Let us first turn to the financial aspect of the MSME package. The government announced Rs 3 trillion worth of collateral-free automatic loans of four-year tenure for eligible firms, along with moratorium of 10 months and 100 per cent credit guarantee for banks and non-banking financial companies (NBFCs) on principal and interest until October end. This is expected to help some 4.5 million units resume activity. Another credit-related measure is the provision of Rs 20,000 crore as subordinate debt to help around 200,000 stressed MSMEs, with provision of Rs 4,000 crore by the government to Credit Guarantee Fund Trust for Micro and Small Enterprises (CGTMSE).
Why are these proposals significant? Leaving aside issues of implementation and transmission of credit for the time being, these proposals are important as they go to the heart of the main challenge facing Indian MSMEs today, which is lack of access to credit at affordable rates due to risk aversion on the part of lenders and lack of collateral. This well-recognised fact finds strong validation in Mukherjee and Chanda (EJDR, 2019) study. Analysis based on a merged 3rd and 4th Economic Census dataset comprising of over 10,000 MSME manufacturing

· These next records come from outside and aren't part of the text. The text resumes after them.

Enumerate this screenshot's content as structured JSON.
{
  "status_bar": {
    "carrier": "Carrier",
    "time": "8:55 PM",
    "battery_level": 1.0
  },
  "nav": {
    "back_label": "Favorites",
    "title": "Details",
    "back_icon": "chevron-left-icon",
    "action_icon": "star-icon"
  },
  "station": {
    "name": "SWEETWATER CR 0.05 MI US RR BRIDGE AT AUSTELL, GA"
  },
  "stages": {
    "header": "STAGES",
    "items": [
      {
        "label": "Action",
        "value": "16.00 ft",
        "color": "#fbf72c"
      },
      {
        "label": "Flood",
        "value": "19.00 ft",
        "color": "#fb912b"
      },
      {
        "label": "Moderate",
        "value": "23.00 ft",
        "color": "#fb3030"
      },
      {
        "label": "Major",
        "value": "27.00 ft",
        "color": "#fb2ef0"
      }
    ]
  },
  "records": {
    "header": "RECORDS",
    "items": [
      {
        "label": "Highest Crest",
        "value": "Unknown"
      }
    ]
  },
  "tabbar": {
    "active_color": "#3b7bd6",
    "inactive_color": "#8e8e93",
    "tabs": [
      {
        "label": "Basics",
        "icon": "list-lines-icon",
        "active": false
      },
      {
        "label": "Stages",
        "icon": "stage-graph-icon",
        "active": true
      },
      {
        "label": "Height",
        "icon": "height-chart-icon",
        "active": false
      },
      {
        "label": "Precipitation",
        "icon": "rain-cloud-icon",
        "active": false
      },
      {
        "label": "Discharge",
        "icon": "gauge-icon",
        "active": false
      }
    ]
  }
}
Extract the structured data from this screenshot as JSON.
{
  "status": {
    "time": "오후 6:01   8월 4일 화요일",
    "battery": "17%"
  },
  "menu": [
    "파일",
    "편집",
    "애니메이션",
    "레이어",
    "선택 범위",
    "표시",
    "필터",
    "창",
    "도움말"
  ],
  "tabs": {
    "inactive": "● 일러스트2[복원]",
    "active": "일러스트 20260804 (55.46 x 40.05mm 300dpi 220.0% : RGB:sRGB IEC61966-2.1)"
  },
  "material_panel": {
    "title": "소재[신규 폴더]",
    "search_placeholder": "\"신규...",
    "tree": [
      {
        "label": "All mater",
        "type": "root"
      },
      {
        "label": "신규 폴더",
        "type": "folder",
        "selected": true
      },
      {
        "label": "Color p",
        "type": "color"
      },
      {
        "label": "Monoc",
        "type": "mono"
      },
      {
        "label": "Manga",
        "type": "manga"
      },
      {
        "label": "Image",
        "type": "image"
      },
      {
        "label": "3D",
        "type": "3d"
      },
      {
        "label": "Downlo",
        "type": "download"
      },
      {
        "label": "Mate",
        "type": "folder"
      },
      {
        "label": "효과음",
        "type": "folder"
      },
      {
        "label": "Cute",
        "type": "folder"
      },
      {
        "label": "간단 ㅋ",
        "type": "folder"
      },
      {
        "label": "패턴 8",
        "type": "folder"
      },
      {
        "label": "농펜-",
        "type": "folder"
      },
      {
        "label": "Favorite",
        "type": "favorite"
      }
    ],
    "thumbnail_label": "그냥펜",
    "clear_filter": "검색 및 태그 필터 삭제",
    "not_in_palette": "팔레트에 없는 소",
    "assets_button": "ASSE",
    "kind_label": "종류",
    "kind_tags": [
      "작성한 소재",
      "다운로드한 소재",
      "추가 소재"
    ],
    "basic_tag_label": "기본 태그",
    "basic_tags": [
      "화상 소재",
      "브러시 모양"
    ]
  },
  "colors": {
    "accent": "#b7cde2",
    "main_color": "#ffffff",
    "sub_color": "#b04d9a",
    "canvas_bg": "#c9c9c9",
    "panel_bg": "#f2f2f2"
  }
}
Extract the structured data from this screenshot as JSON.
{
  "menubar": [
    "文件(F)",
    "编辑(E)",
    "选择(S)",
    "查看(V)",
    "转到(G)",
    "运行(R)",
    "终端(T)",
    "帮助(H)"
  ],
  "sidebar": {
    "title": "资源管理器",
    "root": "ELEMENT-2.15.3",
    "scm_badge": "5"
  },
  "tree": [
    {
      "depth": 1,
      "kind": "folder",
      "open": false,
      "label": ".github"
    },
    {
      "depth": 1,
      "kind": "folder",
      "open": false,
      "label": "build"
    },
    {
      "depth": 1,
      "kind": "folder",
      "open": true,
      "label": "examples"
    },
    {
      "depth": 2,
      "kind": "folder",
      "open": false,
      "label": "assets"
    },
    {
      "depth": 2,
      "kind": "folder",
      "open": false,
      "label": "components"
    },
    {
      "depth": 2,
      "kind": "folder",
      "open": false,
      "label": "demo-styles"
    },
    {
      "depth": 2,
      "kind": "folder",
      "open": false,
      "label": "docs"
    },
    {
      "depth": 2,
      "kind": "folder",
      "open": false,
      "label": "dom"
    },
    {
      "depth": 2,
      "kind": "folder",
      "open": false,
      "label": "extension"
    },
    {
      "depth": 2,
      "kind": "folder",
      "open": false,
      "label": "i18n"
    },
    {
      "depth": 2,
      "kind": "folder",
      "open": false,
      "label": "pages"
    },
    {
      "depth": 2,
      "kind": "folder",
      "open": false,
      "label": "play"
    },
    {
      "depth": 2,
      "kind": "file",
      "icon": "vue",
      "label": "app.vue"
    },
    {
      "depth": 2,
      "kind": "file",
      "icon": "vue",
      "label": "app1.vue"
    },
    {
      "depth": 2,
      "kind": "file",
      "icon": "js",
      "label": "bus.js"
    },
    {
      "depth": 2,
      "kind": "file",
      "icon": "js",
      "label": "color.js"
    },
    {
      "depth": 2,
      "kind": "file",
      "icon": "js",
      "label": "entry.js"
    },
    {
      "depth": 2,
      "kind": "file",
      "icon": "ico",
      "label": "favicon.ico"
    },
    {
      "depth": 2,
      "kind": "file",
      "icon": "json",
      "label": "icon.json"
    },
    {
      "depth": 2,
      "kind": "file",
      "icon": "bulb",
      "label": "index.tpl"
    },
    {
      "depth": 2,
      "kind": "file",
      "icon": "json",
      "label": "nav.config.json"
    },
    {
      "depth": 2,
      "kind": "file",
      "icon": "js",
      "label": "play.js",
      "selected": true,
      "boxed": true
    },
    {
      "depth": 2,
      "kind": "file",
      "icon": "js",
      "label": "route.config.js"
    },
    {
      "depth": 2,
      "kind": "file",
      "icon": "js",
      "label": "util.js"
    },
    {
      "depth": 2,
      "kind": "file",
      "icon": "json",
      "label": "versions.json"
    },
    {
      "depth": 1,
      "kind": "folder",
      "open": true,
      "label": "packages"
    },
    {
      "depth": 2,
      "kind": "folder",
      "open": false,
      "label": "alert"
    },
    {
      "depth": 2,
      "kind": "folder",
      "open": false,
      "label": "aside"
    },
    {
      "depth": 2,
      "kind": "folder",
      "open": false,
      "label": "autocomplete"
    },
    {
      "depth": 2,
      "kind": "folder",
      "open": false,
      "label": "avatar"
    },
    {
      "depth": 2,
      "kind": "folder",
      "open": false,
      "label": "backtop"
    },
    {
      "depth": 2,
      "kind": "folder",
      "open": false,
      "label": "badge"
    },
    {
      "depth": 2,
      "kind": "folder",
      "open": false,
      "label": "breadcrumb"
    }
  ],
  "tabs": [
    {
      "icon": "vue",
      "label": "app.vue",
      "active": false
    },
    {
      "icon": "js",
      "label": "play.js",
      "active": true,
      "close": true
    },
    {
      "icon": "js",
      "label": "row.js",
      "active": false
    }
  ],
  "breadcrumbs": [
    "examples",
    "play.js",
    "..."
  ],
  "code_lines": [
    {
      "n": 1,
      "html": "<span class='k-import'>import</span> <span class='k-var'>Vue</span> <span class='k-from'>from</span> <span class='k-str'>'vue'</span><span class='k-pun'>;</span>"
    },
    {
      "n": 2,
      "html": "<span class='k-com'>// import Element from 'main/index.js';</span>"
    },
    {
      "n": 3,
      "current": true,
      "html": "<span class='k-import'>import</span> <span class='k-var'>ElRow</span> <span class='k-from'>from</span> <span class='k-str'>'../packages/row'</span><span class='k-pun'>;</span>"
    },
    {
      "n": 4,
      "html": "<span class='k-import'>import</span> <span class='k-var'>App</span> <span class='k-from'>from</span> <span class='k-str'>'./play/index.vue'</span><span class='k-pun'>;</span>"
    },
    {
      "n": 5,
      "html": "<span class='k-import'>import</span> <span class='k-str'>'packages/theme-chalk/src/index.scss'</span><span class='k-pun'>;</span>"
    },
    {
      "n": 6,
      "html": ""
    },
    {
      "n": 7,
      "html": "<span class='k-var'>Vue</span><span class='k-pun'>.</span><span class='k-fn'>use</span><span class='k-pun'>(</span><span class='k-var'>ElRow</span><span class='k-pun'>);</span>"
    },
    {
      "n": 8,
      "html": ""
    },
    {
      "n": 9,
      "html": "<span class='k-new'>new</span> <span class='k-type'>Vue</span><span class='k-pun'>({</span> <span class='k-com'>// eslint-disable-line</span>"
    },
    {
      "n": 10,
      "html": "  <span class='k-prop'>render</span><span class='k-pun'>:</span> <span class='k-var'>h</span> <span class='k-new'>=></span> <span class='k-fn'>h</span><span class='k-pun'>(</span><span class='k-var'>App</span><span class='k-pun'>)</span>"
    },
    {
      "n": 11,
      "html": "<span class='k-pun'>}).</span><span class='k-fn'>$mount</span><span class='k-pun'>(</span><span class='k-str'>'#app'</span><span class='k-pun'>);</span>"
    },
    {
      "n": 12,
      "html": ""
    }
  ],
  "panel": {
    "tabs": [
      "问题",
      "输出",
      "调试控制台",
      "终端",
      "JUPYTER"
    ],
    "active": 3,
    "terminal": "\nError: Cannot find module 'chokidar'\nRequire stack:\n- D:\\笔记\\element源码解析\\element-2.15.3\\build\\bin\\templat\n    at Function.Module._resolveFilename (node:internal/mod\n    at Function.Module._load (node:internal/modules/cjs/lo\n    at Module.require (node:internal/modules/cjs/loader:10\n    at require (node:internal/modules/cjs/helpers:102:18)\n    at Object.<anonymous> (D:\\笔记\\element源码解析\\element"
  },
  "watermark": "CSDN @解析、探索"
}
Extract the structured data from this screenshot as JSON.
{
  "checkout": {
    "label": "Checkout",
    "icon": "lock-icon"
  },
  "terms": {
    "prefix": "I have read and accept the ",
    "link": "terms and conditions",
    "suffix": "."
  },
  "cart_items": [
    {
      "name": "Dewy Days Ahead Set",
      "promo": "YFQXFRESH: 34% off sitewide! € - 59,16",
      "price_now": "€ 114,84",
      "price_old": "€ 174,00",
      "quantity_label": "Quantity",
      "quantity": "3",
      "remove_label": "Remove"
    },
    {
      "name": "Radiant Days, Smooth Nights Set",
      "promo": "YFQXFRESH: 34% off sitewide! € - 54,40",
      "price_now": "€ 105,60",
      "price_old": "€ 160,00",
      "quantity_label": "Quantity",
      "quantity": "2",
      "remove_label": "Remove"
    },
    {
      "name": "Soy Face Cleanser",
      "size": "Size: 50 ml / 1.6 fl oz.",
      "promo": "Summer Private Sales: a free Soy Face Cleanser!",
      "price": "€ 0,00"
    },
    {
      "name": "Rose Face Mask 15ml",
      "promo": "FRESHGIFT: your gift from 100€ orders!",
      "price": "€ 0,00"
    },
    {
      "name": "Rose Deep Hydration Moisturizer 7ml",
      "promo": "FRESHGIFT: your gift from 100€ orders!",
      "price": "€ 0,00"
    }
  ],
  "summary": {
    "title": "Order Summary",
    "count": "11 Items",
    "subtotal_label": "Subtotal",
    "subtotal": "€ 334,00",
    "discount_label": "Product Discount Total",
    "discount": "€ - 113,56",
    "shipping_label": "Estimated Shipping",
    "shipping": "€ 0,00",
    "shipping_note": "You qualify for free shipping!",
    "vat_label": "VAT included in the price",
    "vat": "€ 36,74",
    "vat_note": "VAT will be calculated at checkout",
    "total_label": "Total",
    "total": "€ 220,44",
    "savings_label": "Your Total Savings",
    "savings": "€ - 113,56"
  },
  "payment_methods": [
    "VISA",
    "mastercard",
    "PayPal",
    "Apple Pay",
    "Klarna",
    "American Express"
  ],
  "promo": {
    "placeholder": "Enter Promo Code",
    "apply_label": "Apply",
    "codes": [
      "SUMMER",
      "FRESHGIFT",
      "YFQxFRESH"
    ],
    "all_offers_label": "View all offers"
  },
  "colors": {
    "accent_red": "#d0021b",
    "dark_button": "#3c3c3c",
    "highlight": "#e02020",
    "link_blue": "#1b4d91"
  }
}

firms shows that post liberalisation, most MSMEs have been adversely affected by increased competition in the product markets and have also not been able to realise gains from increased access to better quality, larger scale, and greater variety of intermediate inputs. A key reason is their poor financial health and credit constraints. Interestingly, those MSMEs which had better financial health, were able to realise productivity gains following liberalisation. Thus, the steps announced to facilitate the flow of credit, provide guarantees, and help stressed MSMEs are strongly validated by the empirical reality.
Let us next turn to the issue of capacity expansion, and formalisation of MSMEs which tranche 1 also seeks to address. There are two important proposals in this regard. First is the announcement of Rs 50,000 crore equity infusion into viable and eligible MSMEs through an MSME fund of funds, along with a corpus of Rs 10,000 crore. The aim is to help MSMEs expand capacity and eventually get listed. Second is the increased investment limit on plant and machinery or equipment to qualify as MSMEs and inclusion of turnover as a criterion.
Both proposals are significant as they address another core issue plaguing Indian MSMEs, that is, their inability to realise economies of scale, invest in technology, modernise, and procure inputs in large scale, due to size limits. Indian MSMEs choose to stay below the defined ceilings to avail of various benefits and schemes. This prevents them from improving their efficiency, upgrading technology, and moving up the value chain. In a recent study (Mukherjee and Chanda, 2020) based on CMIE Prowess data, we find strong evidence backing these effects of definitional limits on the performance of MSMEs. The results show that the previous upward revision in the investment ceiling under the MSMED Act, 2006, resulted in increased productivity and markups of Indian manufacturing
MSMEs, by enabling scale economies, investment in technology, and access to imported intermediates. Thus, the definitional changes proposed for MSMEs, along with the modernisation and expansion fund for eligible MSMEs, is a welcome step and is validated by empirical evidence. The new definitions will provide more flexibility to MSMEs to grow, modernise, and access inputs. Further, a single definition for manufacturing
and services MSMEs is significant at a time when boundaries between services and manufacturing are getting blurred, servicification of manufacturing is on the rise, and there are growing opportunities for services businesses.
However, not all the proposed measures affecting MSMEs are welcome. One such concern is the ceiling on government procurement tenders, which has been raised to Rs 200 crore, basically to reserve demand for local MSMEs. It may be wiser to focus on making MSMEs competitive and to link them to lead firms so that they can participate effectively in global value chains than to protect them with such restrictions.
Overall, the initial measures that have been taken for MSMEs are in the right direction. Going ahead, our studies suggest the need to help MSMEs modernise their technology and to obtain quality certification. The government could design specific schemes in these regards.
Chanda is RBI Chair Professor in Economics, IIM Bangalore; Mukherjee is Assistant Professor in Economics, School of Business Management, Narsee Monjee Institute of Management Studies University, Mumbai